BEGIN GIVEN DATA

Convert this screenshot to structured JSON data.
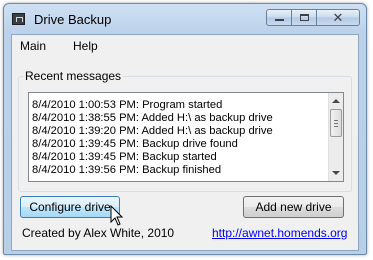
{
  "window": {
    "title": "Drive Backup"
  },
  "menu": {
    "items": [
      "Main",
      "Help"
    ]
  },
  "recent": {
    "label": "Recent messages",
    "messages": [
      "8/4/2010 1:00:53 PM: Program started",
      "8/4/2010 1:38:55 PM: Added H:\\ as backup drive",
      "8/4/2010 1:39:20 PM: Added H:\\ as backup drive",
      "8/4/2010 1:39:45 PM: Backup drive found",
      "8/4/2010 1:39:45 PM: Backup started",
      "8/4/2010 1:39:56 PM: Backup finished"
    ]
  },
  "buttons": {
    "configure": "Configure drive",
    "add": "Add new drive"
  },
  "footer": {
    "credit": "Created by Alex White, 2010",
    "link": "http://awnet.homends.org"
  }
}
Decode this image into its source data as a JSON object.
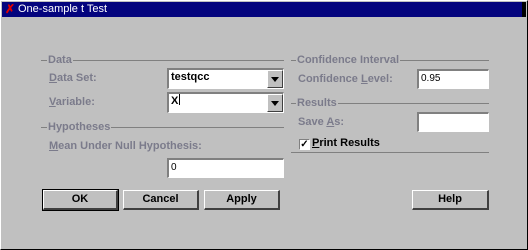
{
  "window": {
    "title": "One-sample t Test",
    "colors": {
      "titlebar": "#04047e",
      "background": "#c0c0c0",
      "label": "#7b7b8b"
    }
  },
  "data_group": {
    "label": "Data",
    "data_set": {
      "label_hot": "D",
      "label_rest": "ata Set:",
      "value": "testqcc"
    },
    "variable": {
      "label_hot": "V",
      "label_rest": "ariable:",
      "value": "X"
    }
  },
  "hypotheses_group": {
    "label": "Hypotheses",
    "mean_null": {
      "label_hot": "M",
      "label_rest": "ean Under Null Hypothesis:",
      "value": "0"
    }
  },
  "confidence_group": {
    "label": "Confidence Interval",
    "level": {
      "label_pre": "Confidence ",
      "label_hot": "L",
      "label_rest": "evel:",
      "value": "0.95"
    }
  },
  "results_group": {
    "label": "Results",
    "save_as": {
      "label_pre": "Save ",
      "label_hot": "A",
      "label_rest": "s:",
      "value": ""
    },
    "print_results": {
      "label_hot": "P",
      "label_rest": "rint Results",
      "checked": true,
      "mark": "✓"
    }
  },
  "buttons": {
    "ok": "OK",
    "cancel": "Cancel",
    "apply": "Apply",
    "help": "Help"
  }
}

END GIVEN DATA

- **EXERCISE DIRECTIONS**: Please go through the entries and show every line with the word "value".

- **ANSWER SECTION**:
      "value": "testqcc"
      "value": "X"
      "value": "0"
      "value": "0.95"
      "value": ""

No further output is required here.